After seeing tons of Robson ads in most of the day’s time-blocks, I saw Lake ads during both Wheel and Jeopardy. In one ad, Lake talks about how Robson is a RINO, noting various policies she voted on while a Regent, and says Robson is “trying to buy the election.”
Unrelated, but did you know Steve Harvey, the host of “Family Feud,” also has a show called “Judge Steve Harvey”? He has more jobs than we do!
8 p.m.: It’s not just candidates
Throughout the day, alongside ads for candidates, an issue-based political ad kept popping up.
It targets antitrust legislation, S2992, that would regulate big tech companies, and calls on viewers to contact Kelly and U.S. Sen. Kyrsten Sinema to tell them to oppose the bill.
Those ads came from two different groups: CCIA, a trade association whose members include most large tech companies, and New Democracy, a group that says its mission is to “expand the Democratic Party's appeal across red and purple America.”
The bill isn’t sponsored by Arizona’s senators — it’s from Minnesota Sen. Amy Klobuchar. But the ads are running in areas with vulnerable senators, like Arizona, whose opposition to the bill could prove critical, the Washington Post reports.
Aside from the frequent S2992 ads, I saw an ad from Democratic secretary of state candidate Adrian Fontes for the first time this hour, while I saw his Democratic competitor, Reginald Bolding, several times more throughout the day.
9 p.m.: BREAKING
Did you know a firefighter hurt his shoulder on Wednesday? We’d now been told multiple times.
10 p.m.: Turn it off, please
Technically, the experiment was supposed to end at 10 p.m., but the 10 p.m. news runs on every channel, so I stuck around.
The 6 p.m. and 10 p.m. broadcasts were perhaps the most active for political ads. I saw repeats of nearly every ad I saw throughout the day: Lamon, Masters, Norton, Kelly, Hobbs, Grove, Glassman, Crane, S2992, Robson, Lake. And, for the first time, I saw two ads from Abe Hamadeh, the Trump-endorsed candidate for Attorney General.
The weather was still hot as hell, the local weather teams told me. Gone were the ads for medications and home remodels that I’d seen earlier in the day, replaced almost entirely by political ads, with a car commercial thrown in here and there.

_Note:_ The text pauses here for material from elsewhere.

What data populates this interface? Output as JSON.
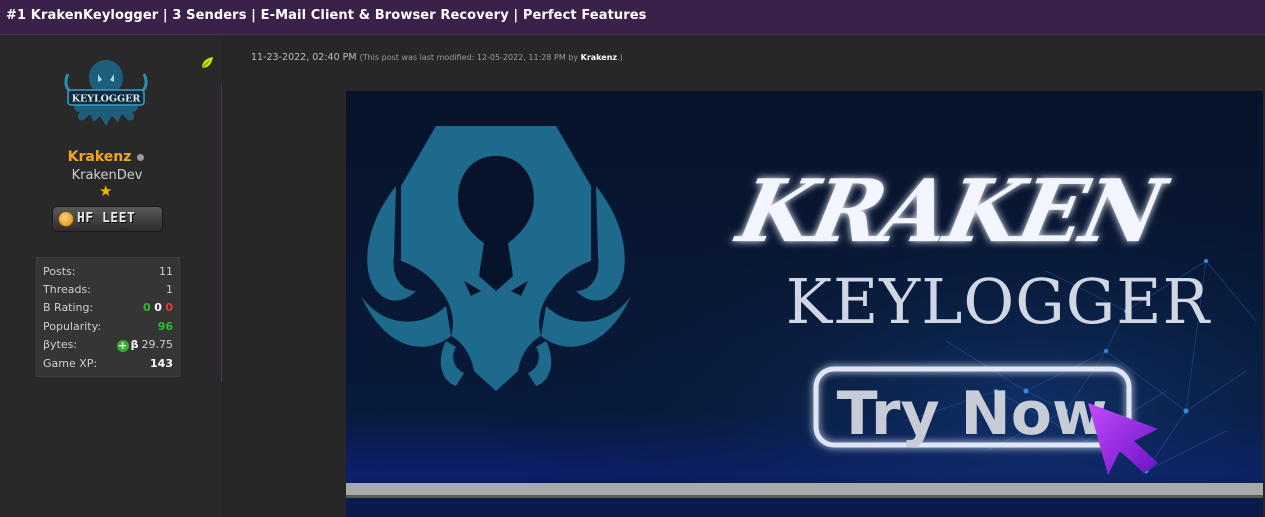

For a full day, we interacted with politics the way many Arizonans do: by simply watching TV, with the ads filling in the background noise for our daily soundtrack.
We never want to do it again.
Sans Bannon, who had an ongoing contempt of Congress trial that day.